▶ [What you need to do]
Pick out every line of the entries below where "label" occurs, and copy those lines.

▶ [Excerpted records]
++++++++++++++++++++

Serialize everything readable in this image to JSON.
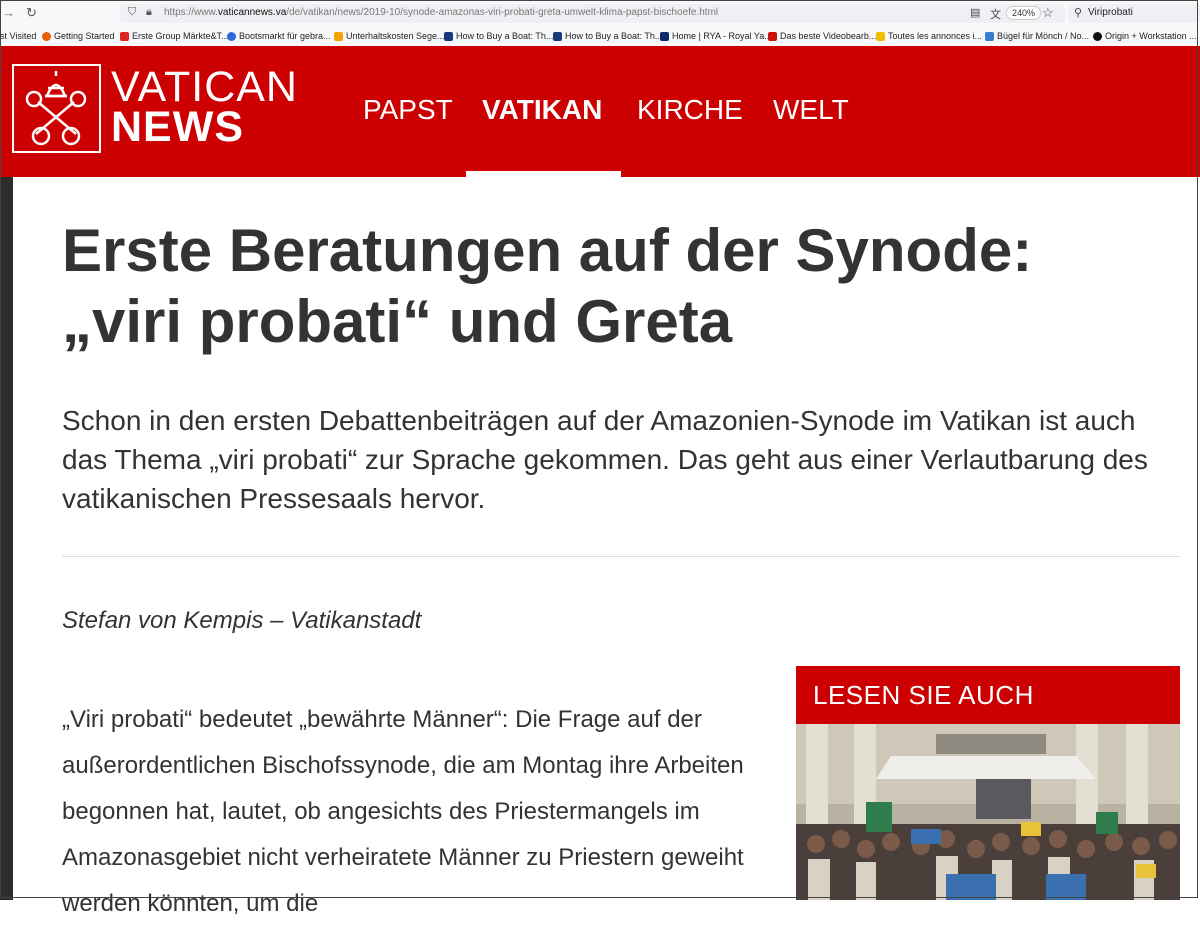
{
  "browser": {
    "url_prefix": "https://www.",
    "url_domain": "vaticannews.va",
    "url_path": "/de/vatikan/news/2019-10/synode-amazonas-viri-probati-greta-umwelt-klima-papst-bischoefe.html",
    "zoom": "240%",
    "search_value": "Viriprobati"
  },
  "bookmarks": [
    {
      "label": "st Visited",
      "color": "#777777"
    },
    {
      "label": "Getting Started",
      "color": "#e66000"
    },
    {
      "label": "Erste Group Märkte&T...",
      "color": "#d22"
    },
    {
      "label": "Bootsmarkt für gebra...",
      "color": "#2a6bd8"
    },
    {
      "label": "Unterhaltskosten Sege...",
      "color": "#f5a300"
    },
    {
      "label": "How to Buy a Boat: Th...",
      "color": "#1a3b7a"
    },
    {
      "label": "How to Buy a Boat: Th...",
      "color": "#1a3b7a"
    },
    {
      "label": "Home | RYA - Royal Ya...",
      "color": "#0b2a6b"
    },
    {
      "label": "Das beste Videobearb...",
      "color": "#cc1111"
    },
    {
      "label": "Toutes les annonces i...",
      "color": "#f0c000"
    },
    {
      "label": "Bügel für Mönch / No...",
      "color": "#3a7bd5"
    },
    {
      "label": "Origin + Workstation ...",
      "color": "#111111"
    }
  ],
  "site": {
    "logo_top": "VATICAN",
    "logo_bottom": "NEWS",
    "brand_color": "#cc0000",
    "nav": [
      "PAPST",
      "VATIKAN",
      "KIRCHE",
      "WELT"
    ],
    "active_nav": "VATIKAN"
  },
  "article": {
    "headline_line1": "Erste Beratungen auf der Synode:",
    "headline_line2": "„viri probati“ und Greta",
    "lead": "Schon in den ersten Debattenbeiträgen auf der Amazonien-Synode im Vatikan ist auch das Thema „viri probati“ zur Sprache gekommen. Das geht aus einer Verlautbarung des vatikanischen Pressesaals hervor.",
    "author": "Stefan von Kempis – Vatikanstadt",
    "body": "„Viri probati“ bedeutet „bewährte Männer“: Die Frage auf der außerordentlichen Bischofssynode, die am Montag ihre Arbeiten begonnen hat, lautet, ob angesichts des Priestermangels im Amazonasgebiet nicht verheiratete Männer zu Priestern geweiht werden könnten, um die"
  },
  "sidebar": {
    "title": "LESEN SIE AUCH"
  }
}
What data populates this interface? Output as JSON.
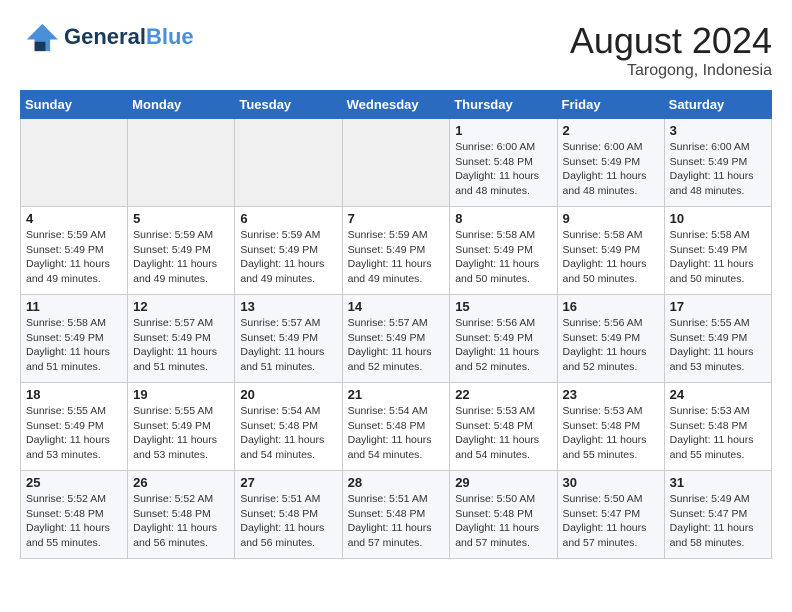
{
  "header": {
    "logo_line1": "General",
    "logo_line2": "Blue",
    "month_year": "August 2024",
    "location": "Tarogong, Indonesia"
  },
  "weekdays": [
    "Sunday",
    "Monday",
    "Tuesday",
    "Wednesday",
    "Thursday",
    "Friday",
    "Saturday"
  ],
  "weeks": [
    [
      {
        "day": "",
        "sunrise": "",
        "sunset": "",
        "daylight": ""
      },
      {
        "day": "",
        "sunrise": "",
        "sunset": "",
        "daylight": ""
      },
      {
        "day": "",
        "sunrise": "",
        "sunset": "",
        "daylight": ""
      },
      {
        "day": "",
        "sunrise": "",
        "sunset": "",
        "daylight": ""
      },
      {
        "day": "1",
        "sunrise": "Sunrise: 6:00 AM",
        "sunset": "Sunset: 5:48 PM",
        "daylight": "Daylight: 11 hours and 48 minutes."
      },
      {
        "day": "2",
        "sunrise": "Sunrise: 6:00 AM",
        "sunset": "Sunset: 5:49 PM",
        "daylight": "Daylight: 11 hours and 48 minutes."
      },
      {
        "day": "3",
        "sunrise": "Sunrise: 6:00 AM",
        "sunset": "Sunset: 5:49 PM",
        "daylight": "Daylight: 11 hours and 48 minutes."
      }
    ],
    [
      {
        "day": "4",
        "sunrise": "Sunrise: 5:59 AM",
        "sunset": "Sunset: 5:49 PM",
        "daylight": "Daylight: 11 hours and 49 minutes."
      },
      {
        "day": "5",
        "sunrise": "Sunrise: 5:59 AM",
        "sunset": "Sunset: 5:49 PM",
        "daylight": "Daylight: 11 hours and 49 minutes."
      },
      {
        "day": "6",
        "sunrise": "Sunrise: 5:59 AM",
        "sunset": "Sunset: 5:49 PM",
        "daylight": "Daylight: 11 hours and 49 minutes."
      },
      {
        "day": "7",
        "sunrise": "Sunrise: 5:59 AM",
        "sunset": "Sunset: 5:49 PM",
        "daylight": "Daylight: 11 hours and 49 minutes."
      },
      {
        "day": "8",
        "sunrise": "Sunrise: 5:58 AM",
        "sunset": "Sunset: 5:49 PM",
        "daylight": "Daylight: 11 hours and 50 minutes."
      },
      {
        "day": "9",
        "sunrise": "Sunrise: 5:58 AM",
        "sunset": "Sunset: 5:49 PM",
        "daylight": "Daylight: 11 hours and 50 minutes."
      },
      {
        "day": "10",
        "sunrise": "Sunrise: 5:58 AM",
        "sunset": "Sunset: 5:49 PM",
        "daylight": "Daylight: 11 hours and 50 minutes."
      }
    ],
    [
      {
        "day": "11",
        "sunrise": "Sunrise: 5:58 AM",
        "sunset": "Sunset: 5:49 PM",
        "daylight": "Daylight: 11 hours and 51 minutes."
      },
      {
        "day": "12",
        "sunrise": "Sunrise: 5:57 AM",
        "sunset": "Sunset: 5:49 PM",
        "daylight": "Daylight: 11 hours and 51 minutes."
      },
      {
        "day": "13",
        "sunrise": "Sunrise: 5:57 AM",
        "sunset": "Sunset: 5:49 PM",
        "daylight": "Daylight: 11 hours and 51 minutes."
      },
      {
        "day": "14",
        "sunrise": "Sunrise: 5:57 AM",
        "sunset": "Sunset: 5:49 PM",
        "daylight": "Daylight: 11 hours and 52 minutes."
      },
      {
        "day": "15",
        "sunrise": "Sunrise: 5:56 AM",
        "sunset": "Sunset: 5:49 PM",
        "daylight": "Daylight: 11 hours and 52 minutes."
      },
      {
        "day": "16",
        "sunrise": "Sunrise: 5:56 AM",
        "sunset": "Sunset: 5:49 PM",
        "daylight": "Daylight: 11 hours and 52 minutes."
      },
      {
        "day": "17",
        "sunrise": "Sunrise: 5:55 AM",
        "sunset": "Sunset: 5:49 PM",
        "daylight": "Daylight: 11 hours and 53 minutes."
      }
    ],
    [
      {
        "day": "18",
        "sunrise": "Sunrise: 5:55 AM",
        "sunset": "Sunset: 5:49 PM",
        "daylight": "Daylight: 11 hours and 53 minutes."
      },
      {
        "day": "19",
        "sunrise": "Sunrise: 5:55 AM",
        "sunset": "Sunset: 5:49 PM",
        "daylight": "Daylight: 11 hours and 53 minutes."
      },
      {
        "day": "20",
        "sunrise": "Sunrise: 5:54 AM",
        "sunset": "Sunset: 5:48 PM",
        "daylight": "Daylight: 11 hours and 54 minutes."
      },
      {
        "day": "21",
        "sunrise": "Sunrise: 5:54 AM",
        "sunset": "Sunset: 5:48 PM",
        "daylight": "Daylight: 11 hours and 54 minutes."
      },
      {
        "day": "22",
        "sunrise": "Sunrise: 5:53 AM",
        "sunset": "Sunset: 5:48 PM",
        "daylight": "Daylight: 11 hours and 54 minutes."
      },
      {
        "day": "23",
        "sunrise": "Sunrise: 5:53 AM",
        "sunset": "Sunset: 5:48 PM",
        "daylight": "Daylight: 11 hours and 55 minutes."
      },
      {
        "day": "24",
        "sunrise": "Sunrise: 5:53 AM",
        "sunset": "Sunset: 5:48 PM",
        "daylight": "Daylight: 11 hours and 55 minutes."
      }
    ],
    [
      {
        "day": "25",
        "sunrise": "Sunrise: 5:52 AM",
        "sunset": "Sunset: 5:48 PM",
        "daylight": "Daylight: 11 hours and 55 minutes."
      },
      {
        "day": "26",
        "sunrise": "Sunrise: 5:52 AM",
        "sunset": "Sunset: 5:48 PM",
        "daylight": "Daylight: 11 hours and 56 minutes."
      },
      {
        "day": "27",
        "sunrise": "Sunrise: 5:51 AM",
        "sunset": "Sunset: 5:48 PM",
        "daylight": "Daylight: 11 hours and 56 minutes."
      },
      {
        "day": "28",
        "sunrise": "Sunrise: 5:51 AM",
        "sunset": "Sunset: 5:48 PM",
        "daylight": "Daylight: 11 hours and 57 minutes."
      },
      {
        "day": "29",
        "sunrise": "Sunrise: 5:50 AM",
        "sunset": "Sunset: 5:48 PM",
        "daylight": "Daylight: 11 hours and 57 minutes."
      },
      {
        "day": "30",
        "sunrise": "Sunrise: 5:50 AM",
        "sunset": "Sunset: 5:47 PM",
        "daylight": "Daylight: 11 hours and 57 minutes."
      },
      {
        "day": "31",
        "sunrise": "Sunrise: 5:49 AM",
        "sunset": "Sunset: 5:47 PM",
        "daylight": "Daylight: 11 hours and 58 minutes."
      }
    ]
  ]
}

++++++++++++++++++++

▶ [Exercise output]
      "label": "st Visited",
      "label": "Getting Started",
      "label": "Erste Group Märkte&T...",
      "label": "Bootsmarkt für gebra...",
      "label": "Unterhaltskosten Sege...",
      "label": "How to Buy a Boat: Th...",
      "label": "How to Buy a Boat: Th...",
      "label": "Home | RYA - Royal Ya...",
      "label": "Das beste Videobearb...",
      "label": "Toutes les annonces i...",
      "label": "Bügel für Mönch / No...",
      "label": "Origin + Workstation ...",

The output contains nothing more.